Only text is carried over. Reproduce the entries below exactly.

====== RECORDED INFORMATION

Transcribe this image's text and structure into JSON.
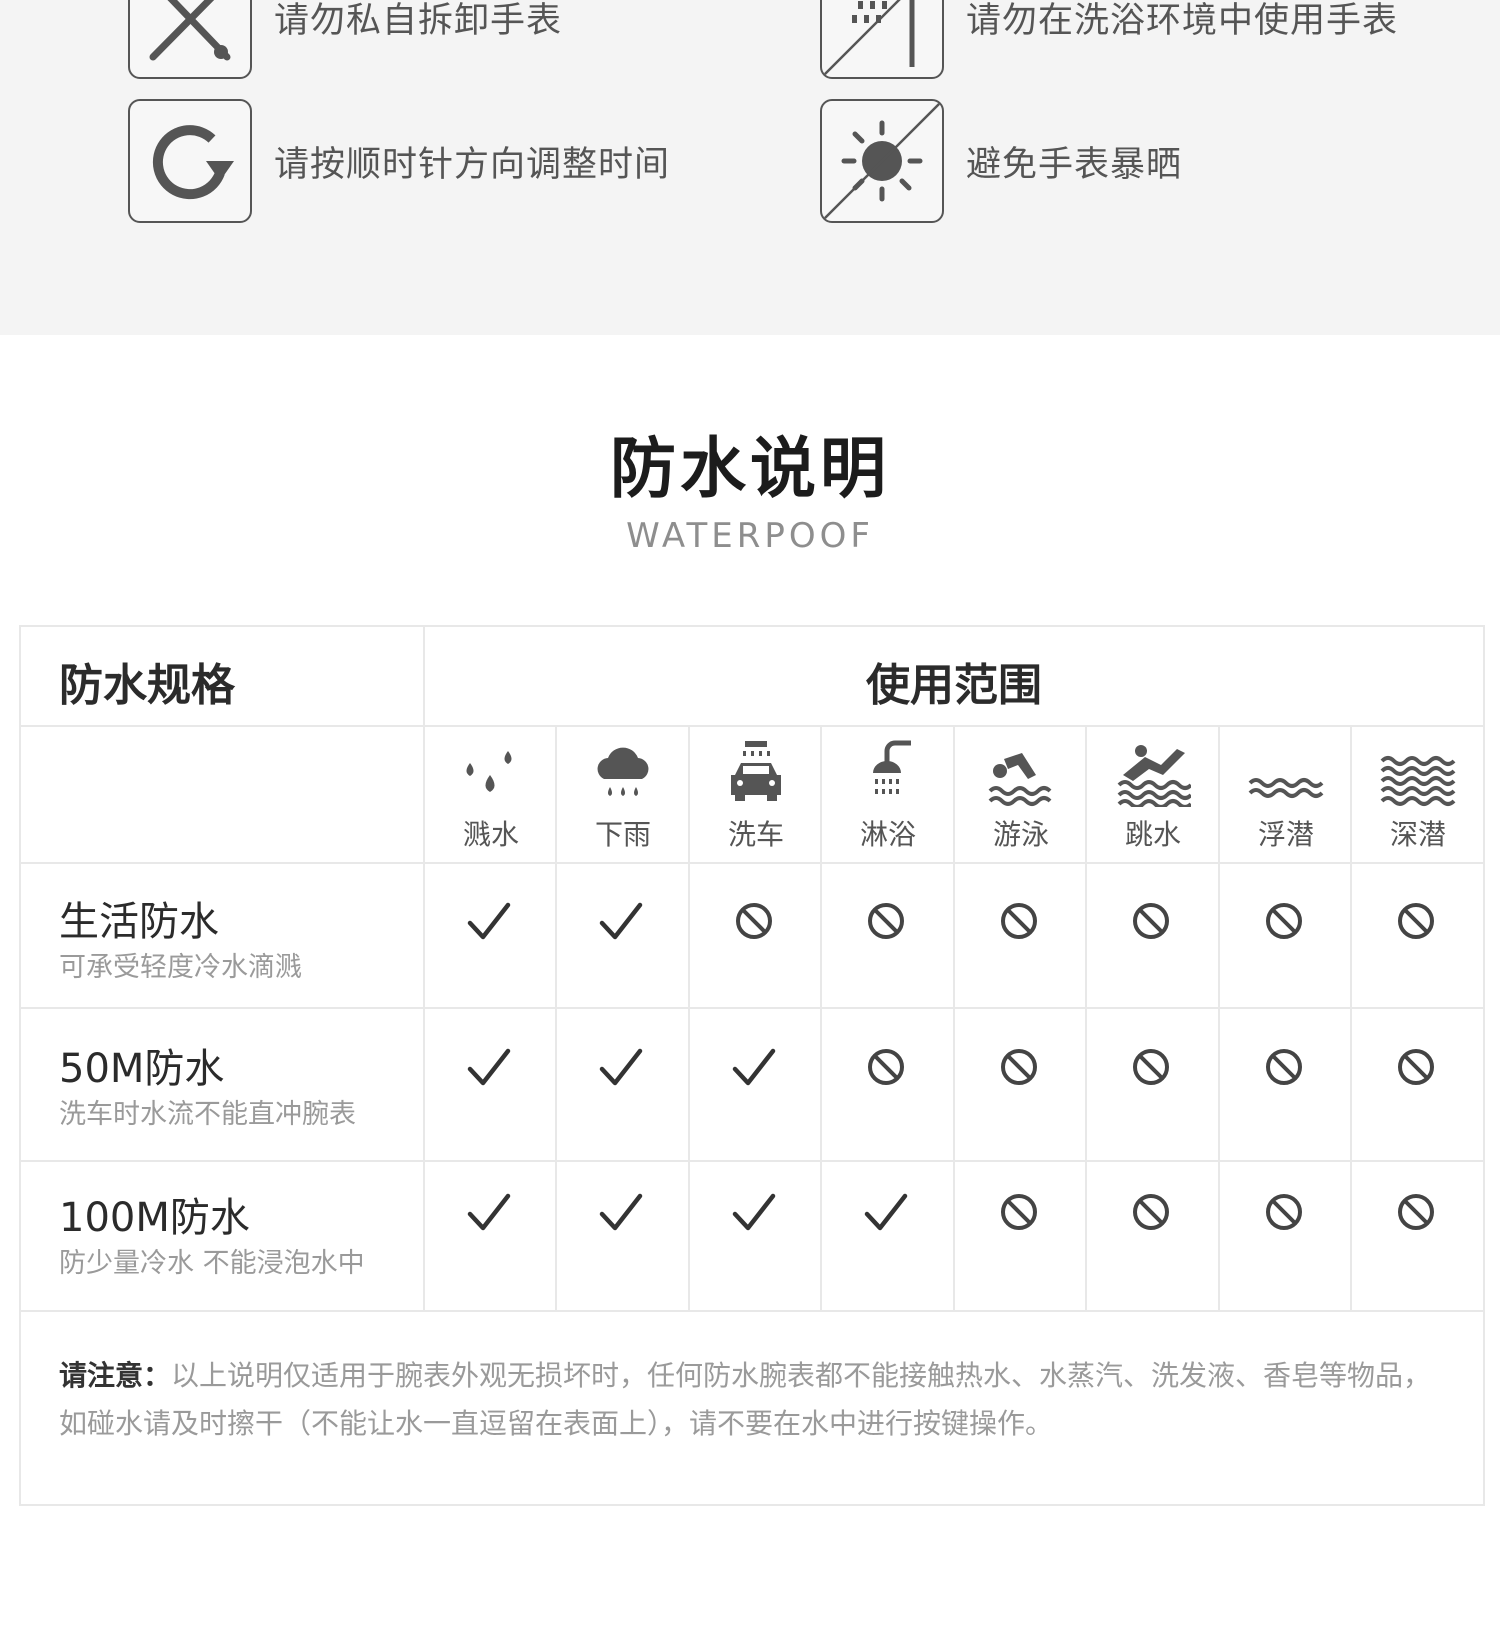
{
  "tips": [
    {
      "text": "请勿私自拆卸手表",
      "icon": "screwdriver-icon"
    },
    {
      "text": "请勿在洗浴环境中使用手表",
      "icon": "no-shower-icon"
    },
    {
      "text": "请按顺时针方向调整时间",
      "icon": "clockwise-arrow-icon"
    },
    {
      "text": "避免手表暴晒",
      "icon": "no-sun-icon"
    }
  ],
  "section": {
    "title": "防水说明",
    "subtitle": "WATERPOOF"
  },
  "table": {
    "spec_header": "防水规格",
    "scope_header": "使用范围",
    "activities": [
      {
        "label": "溅水",
        "icon": "splash-icon"
      },
      {
        "label": "下雨",
        "icon": "rain-icon"
      },
      {
        "label": "洗车",
        "icon": "car-wash-icon"
      },
      {
        "label": "淋浴",
        "icon": "shower-icon"
      },
      {
        "label": "游泳",
        "icon": "swim-icon"
      },
      {
        "label": "跳水",
        "icon": "dive-icon"
      },
      {
        "label": "浮潜",
        "icon": "snorkel-waves-icon"
      },
      {
        "label": "深潜",
        "icon": "deep-dive-waves-icon"
      }
    ],
    "rows": [
      {
        "title": "生活防水",
        "desc": "可承受轻度冷水滴溅",
        "support": [
          true,
          true,
          false,
          false,
          false,
          false,
          false,
          false
        ]
      },
      {
        "title": "50M防水",
        "desc": "洗车时水流不能直冲腕表",
        "support": [
          true,
          true,
          true,
          false,
          false,
          false,
          false,
          false
        ]
      },
      {
        "title": "100M防水",
        "desc": "防少量冷水 不能浸泡水中",
        "support": [
          true,
          true,
          true,
          true,
          false,
          false,
          false,
          false
        ]
      }
    ],
    "note_label": "请注意：",
    "note_text": "以上说明仅适用于腕表外观无损坏时，任何防水腕表都不能接触热水、水蒸汽、洗发液、香皂等物品，如碰水请及时擦干（不能让水一直逗留在表面上），请不要在水中进行按键操作。"
  },
  "colors": {
    "background": "#ffffff",
    "tips_background": "#f4f4f4",
    "grid_line": "#e8e8e8",
    "icon": "#555555"
  }
}
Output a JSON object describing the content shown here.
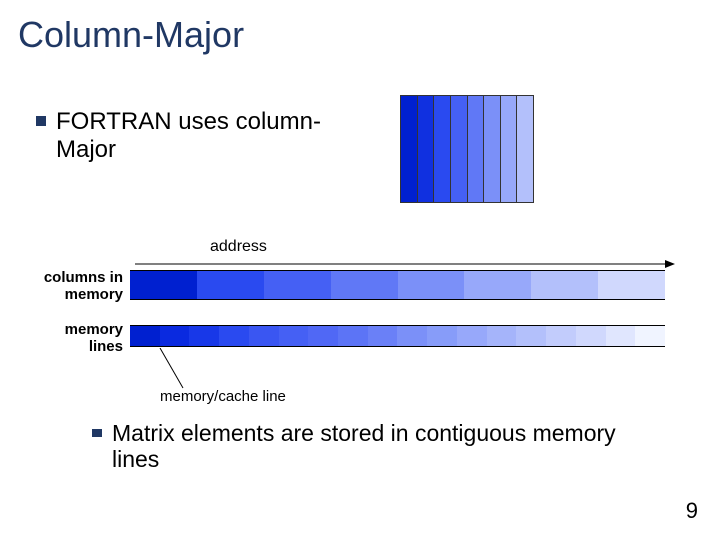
{
  "title": "Column-Major",
  "bullet1": "FORTRAN uses column-Major",
  "labels": {
    "address": "address",
    "columns_in_memory": "columns in memory",
    "memory_lines": "memory lines",
    "cache_line": "memory/cache line"
  },
  "bullet2": "Matrix elements are stored in contiguous memory lines",
  "page_number": "9",
  "colors": {
    "matrix_cols": [
      "#0020d0",
      "#1030e0",
      "#2a4af0",
      "#4560f4",
      "#6078f6",
      "#7b90f8",
      "#97a8fa",
      "#b3c0fb"
    ],
    "memory_cols": [
      "#0020d0",
      "#2a4af0",
      "#4560f4",
      "#6078f6",
      "#7b90f8",
      "#97a8fa",
      "#b3c0fb",
      "#d0d8fd"
    ],
    "memory_lines": [
      "#0020d0",
      "#0a2ae0",
      "#1838e8",
      "#2a4af0",
      "#3a56f2",
      "#4560f4",
      "#5068f5",
      "#5c74f6",
      "#6a80f7",
      "#7b90f8",
      "#879cf9",
      "#97a8fa",
      "#a5b4fa",
      "#b3c0fb",
      "#c2ccfc",
      "#d0d8fd",
      "#e0e6fe",
      "#f0f4ff"
    ]
  }
}
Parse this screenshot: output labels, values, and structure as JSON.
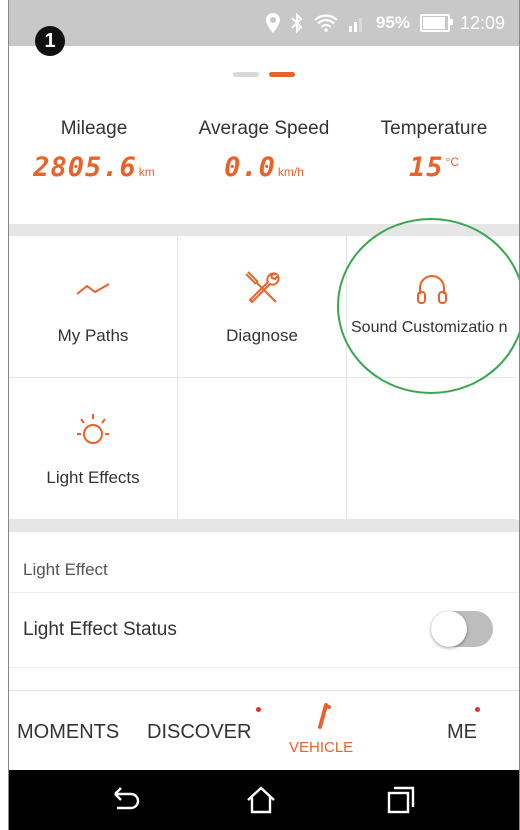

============

RESULT:
Transcribe this image's text and structure into JSON.
{
  "tips": [
    {
      "text": "请勿私自拆卸手表",
      "icon": "screwdriver-icon"
    },
    {
      "text": "请勿在洗浴环境中使用手表",
      "icon": "no-shower-icon"
    },
    {
      "text": "请按顺时针方向调整时间",
      "icon": "clockwise-arrow-icon"
    },
    {
      "text": "避免手表暴晒",
      "icon": "no-sun-icon"
    }
  ],
  "section": {
    "title": "防水说明",
    "subtitle": "WATERPOOF"
  },
  "table": {
    "spec_header": "防水规格",
    "scope_header": "使用范围",
    "activities": [
      {
        "label": "溅水",
        "icon": "splash-icon"
      },
      {
        "label": "下雨",
        "icon": "rain-icon"
      },
      {
        "label": "洗车",
        "icon": "car-wash-icon"
      },
      {
        "label": "淋浴",
        "icon": "shower-icon"
      },
      {
        "label": "游泳",
        "icon": "swim-icon"
      },
      {
        "label": "跳水",
        "icon": "dive-icon"
      },
      {
        "label": "浮潜",
        "icon": "snorkel-waves-icon"
      },
      {
        "label": "深潜",
        "icon": "deep-dive-waves-icon"
      }
    ],
    "rows": [
      {
        "title": "生活防水",
        "desc": "可承受轻度冷水滴溅",
        "support": [
          true,
          true,
          false,
          false,
          false,
          false,
          false,
          false
        ]
      },
      {
        "title": "50M防水",
        "desc": "洗车时水流不能直冲腕表",
        "support": [
          true,
          true,
          true,
          false,
          false,
          false,
          false,
          false
        ]
      },
      {
        "title": "100M防水",
        "desc": "防少量冷水 不能浸泡水中",
        "support": [
          true,
          true,
          true,
          true,
          false,
          false,
          false,
          false
        ]
      }
    ],
    "note_label": "请注意：",
    "note_text": "以上说明仅适用于腕表外观无损坏时，任何防水腕表都不能接触热水、水蒸汽、洗发液、香皂等物品，如碰水请及时擦干（不能让水一直逗留在表面上），请不要在水中进行按键操作。"
  },
  "colors": {
    "background": "#ffffff",
    "tips_background": "#f4f4f4",
    "grid_line": "#e8e8e8",
    "icon": "#555555"
  }
}
Output a JSON object describing the content shown here.
{
  "title": "Column-Major",
  "bullet1": "FORTRAN uses column-Major",
  "labels": {
    "address": "address",
    "columns_in_memory": "columns in memory",
    "memory_lines": "memory lines",
    "cache_line": "memory/cache line"
  },
  "bullet2": "Matrix elements are stored in contiguous memory lines",
  "page_number": "9",
  "colors": {
    "matrix_cols": [
      "#0020d0",
      "#1030e0",
      "#2a4af0",
      "#4560f4",
      "#6078f6",
      "#7b90f8",
      "#97a8fa",
      "#b3c0fb"
    ],
    "memory_cols": [
      "#0020d0",
      "#2a4af0",
      "#4560f4",
      "#6078f6",
      "#7b90f8",
      "#97a8fa",
      "#b3c0fb",
      "#d0d8fd"
    ],
    "memory_lines": [
      "#0020d0",
      "#0a2ae0",
      "#1838e8",
      "#2a4af0",
      "#3a56f2",
      "#4560f4",
      "#5068f5",
      "#5c74f6",
      "#6a80f7",
      "#7b90f8",
      "#879cf9",
      "#97a8fa",
      "#a5b4fa",
      "#b3c0fb",
      "#c2ccfc",
      "#d0d8fd",
      "#e0e6fe",
      "#f0f4ff"
    ]
  }
}
Parse this screenshot: output labels, values, and structure as JSON.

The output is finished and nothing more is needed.